╭──

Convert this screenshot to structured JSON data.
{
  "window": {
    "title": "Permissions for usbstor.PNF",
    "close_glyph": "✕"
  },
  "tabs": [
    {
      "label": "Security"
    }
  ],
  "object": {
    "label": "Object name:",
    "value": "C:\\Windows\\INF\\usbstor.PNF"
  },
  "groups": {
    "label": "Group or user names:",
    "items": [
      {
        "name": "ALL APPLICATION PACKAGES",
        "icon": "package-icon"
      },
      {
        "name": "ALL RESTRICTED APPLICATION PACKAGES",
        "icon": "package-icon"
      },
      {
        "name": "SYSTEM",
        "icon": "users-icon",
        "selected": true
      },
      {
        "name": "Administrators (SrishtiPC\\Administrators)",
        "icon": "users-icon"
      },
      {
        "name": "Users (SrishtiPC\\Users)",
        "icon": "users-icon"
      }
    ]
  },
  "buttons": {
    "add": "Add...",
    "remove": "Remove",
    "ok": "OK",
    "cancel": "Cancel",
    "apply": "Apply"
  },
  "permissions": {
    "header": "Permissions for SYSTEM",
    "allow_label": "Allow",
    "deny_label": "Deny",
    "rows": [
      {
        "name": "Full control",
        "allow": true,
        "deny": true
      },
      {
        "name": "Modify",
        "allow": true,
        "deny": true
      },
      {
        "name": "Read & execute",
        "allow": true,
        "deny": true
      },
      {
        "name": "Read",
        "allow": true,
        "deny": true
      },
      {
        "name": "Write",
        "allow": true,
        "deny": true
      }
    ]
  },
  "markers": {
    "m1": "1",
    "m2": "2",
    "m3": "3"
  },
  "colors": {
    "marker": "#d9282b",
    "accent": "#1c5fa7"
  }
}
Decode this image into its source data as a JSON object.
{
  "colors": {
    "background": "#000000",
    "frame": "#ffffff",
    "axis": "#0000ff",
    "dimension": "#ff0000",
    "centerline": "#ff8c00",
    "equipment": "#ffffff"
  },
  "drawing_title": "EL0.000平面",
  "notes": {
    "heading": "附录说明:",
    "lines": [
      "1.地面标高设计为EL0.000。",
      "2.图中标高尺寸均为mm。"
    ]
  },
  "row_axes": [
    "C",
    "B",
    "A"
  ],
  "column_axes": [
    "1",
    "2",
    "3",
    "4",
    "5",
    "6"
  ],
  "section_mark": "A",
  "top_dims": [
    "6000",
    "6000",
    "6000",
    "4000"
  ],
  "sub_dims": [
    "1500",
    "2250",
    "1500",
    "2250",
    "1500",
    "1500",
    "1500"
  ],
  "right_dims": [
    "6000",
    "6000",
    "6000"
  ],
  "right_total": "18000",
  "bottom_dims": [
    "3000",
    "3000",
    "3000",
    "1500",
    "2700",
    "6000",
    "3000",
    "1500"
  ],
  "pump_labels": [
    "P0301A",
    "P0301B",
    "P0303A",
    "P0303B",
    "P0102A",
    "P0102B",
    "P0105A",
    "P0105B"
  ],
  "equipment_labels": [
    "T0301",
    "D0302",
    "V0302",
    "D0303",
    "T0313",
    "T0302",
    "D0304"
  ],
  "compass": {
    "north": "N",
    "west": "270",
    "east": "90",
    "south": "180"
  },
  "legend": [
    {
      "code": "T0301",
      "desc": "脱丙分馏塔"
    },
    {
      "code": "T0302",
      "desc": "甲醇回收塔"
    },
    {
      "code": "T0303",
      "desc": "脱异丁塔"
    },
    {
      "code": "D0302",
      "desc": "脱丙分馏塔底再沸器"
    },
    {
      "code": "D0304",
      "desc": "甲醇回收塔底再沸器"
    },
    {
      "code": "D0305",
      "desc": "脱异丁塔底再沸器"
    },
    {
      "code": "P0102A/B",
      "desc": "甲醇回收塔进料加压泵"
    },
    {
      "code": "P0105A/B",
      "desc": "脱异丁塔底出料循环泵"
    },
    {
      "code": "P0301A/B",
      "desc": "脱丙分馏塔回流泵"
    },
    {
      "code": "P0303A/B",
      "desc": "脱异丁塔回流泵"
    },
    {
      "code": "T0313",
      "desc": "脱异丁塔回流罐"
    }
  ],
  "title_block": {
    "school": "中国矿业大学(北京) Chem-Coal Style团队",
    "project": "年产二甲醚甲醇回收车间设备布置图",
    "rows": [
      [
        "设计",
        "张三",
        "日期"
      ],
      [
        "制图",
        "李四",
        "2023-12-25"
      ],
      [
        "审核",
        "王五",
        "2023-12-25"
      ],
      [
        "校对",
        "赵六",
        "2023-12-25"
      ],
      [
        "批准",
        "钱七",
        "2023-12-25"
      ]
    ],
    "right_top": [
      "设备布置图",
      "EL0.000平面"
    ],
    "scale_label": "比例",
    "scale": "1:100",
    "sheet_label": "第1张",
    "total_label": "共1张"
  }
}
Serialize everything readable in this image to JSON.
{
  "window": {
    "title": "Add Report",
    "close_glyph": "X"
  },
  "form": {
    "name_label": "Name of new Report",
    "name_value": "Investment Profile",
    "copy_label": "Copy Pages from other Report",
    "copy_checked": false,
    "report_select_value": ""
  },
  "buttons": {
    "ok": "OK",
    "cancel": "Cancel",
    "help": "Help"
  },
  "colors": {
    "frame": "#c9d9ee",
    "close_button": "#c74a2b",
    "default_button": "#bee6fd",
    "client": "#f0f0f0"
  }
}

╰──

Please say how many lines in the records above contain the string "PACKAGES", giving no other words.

● **Response**
2